Koch said that when he started brewing in 1996, just as a previous microbrewery bubble burst, he was told by a distributor: "Microbrews are dead. Imports is where it's at."
At that time, Koch said, he never dreamed there would be 3,500 craft breweries.
"How many of you are craft brewers?" he asked, looking around the room. Many hands went up. "Almost everybody. For the others, you have to ask yourselves, why aren't you?"
The 1996 bubble burst because consumers grew weary of overpriced, mediocre beer, Koch said.

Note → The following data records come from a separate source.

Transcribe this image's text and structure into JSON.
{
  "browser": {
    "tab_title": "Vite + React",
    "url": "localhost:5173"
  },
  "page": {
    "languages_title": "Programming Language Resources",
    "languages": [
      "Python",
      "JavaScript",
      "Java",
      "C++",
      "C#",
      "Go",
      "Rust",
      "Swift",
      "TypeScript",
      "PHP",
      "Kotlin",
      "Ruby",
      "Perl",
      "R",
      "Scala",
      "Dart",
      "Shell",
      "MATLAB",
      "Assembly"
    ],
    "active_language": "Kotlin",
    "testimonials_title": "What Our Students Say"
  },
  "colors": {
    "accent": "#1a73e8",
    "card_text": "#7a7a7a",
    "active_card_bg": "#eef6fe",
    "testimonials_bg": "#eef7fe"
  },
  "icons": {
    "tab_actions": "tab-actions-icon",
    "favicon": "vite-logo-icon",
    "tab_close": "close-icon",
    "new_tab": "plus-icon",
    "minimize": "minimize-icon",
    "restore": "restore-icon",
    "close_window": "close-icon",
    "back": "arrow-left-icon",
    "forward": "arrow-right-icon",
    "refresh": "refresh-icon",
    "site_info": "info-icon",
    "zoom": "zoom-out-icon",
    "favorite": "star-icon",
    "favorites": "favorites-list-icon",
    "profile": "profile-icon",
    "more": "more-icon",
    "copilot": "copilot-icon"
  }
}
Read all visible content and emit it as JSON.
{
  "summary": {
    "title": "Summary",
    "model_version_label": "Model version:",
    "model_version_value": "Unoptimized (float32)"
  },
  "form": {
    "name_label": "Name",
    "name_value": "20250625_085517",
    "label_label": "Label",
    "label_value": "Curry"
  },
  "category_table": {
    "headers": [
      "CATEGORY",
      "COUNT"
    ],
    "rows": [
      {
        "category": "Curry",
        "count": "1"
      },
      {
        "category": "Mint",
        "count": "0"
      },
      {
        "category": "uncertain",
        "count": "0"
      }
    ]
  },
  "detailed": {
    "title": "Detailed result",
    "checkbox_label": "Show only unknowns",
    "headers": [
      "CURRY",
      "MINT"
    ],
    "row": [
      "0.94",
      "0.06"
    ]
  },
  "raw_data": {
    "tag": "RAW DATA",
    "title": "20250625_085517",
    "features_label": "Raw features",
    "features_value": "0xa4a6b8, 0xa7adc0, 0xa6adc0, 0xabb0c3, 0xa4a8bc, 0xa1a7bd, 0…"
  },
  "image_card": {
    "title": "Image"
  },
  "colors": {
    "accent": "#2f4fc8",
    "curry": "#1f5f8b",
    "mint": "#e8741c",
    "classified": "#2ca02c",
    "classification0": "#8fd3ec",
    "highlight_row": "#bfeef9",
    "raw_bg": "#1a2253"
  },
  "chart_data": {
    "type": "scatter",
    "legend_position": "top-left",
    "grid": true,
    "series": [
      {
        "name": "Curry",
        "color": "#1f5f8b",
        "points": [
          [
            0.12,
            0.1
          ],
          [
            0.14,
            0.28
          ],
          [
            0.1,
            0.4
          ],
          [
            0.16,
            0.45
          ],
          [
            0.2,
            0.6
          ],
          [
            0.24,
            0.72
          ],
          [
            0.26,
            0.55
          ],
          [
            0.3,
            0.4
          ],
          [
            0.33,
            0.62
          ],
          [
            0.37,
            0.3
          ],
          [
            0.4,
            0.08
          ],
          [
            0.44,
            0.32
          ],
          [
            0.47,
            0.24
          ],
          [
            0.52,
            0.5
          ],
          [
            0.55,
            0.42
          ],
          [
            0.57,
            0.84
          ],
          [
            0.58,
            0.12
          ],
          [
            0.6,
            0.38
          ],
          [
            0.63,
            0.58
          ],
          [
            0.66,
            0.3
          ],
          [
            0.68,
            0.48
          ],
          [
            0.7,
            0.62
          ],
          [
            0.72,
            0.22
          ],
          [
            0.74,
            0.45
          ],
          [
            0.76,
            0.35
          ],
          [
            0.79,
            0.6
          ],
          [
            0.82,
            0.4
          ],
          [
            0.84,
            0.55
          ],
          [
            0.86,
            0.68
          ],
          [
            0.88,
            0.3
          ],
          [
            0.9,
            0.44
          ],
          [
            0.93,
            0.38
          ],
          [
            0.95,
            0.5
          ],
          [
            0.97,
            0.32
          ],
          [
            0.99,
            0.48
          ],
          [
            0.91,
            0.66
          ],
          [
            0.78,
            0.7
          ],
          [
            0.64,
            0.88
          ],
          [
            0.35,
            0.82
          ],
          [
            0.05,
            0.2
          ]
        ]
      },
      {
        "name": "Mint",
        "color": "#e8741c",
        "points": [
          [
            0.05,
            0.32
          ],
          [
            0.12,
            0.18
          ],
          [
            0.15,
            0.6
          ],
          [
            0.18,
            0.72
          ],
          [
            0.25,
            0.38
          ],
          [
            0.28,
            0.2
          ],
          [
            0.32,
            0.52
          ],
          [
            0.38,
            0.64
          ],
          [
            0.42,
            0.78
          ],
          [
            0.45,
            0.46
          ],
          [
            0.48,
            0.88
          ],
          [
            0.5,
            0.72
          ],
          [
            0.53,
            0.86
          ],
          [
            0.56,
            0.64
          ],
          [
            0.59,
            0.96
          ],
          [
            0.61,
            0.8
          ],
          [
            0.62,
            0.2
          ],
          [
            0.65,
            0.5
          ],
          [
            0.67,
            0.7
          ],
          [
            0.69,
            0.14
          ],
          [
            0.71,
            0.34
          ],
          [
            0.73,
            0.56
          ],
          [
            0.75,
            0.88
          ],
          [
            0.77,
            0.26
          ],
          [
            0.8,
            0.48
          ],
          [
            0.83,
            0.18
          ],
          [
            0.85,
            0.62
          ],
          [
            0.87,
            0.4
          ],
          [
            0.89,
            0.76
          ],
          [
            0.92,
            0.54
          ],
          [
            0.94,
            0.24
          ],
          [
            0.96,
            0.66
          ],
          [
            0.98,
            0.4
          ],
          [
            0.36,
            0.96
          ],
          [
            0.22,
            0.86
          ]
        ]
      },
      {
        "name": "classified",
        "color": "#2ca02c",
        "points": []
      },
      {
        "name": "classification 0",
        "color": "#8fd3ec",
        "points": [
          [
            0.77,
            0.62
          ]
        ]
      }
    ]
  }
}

But quality and passion are worth pursuing, and brewers will succeed if they stick to what they love.
In 2006, Stone Brewing opened a 400-seat restaurant, World Bistro and Gardens at Liberty Gardens, in San Diego. In a part of the county that isn't particularly affluent, they offered a menu of pricey organics, no ketchup or colas with high-fructose corn syrup, and no TVs. Despite those drawbacks, he said, they've become the third-largest visitor destination in San Diego, behind only the zoo and Legoland.
His advice: "I've learned you have to do something worth talking about. If you're expecting people to go out of their way, you have to give them a reason to."
The Alltech REBELation symposium continues Tuesday.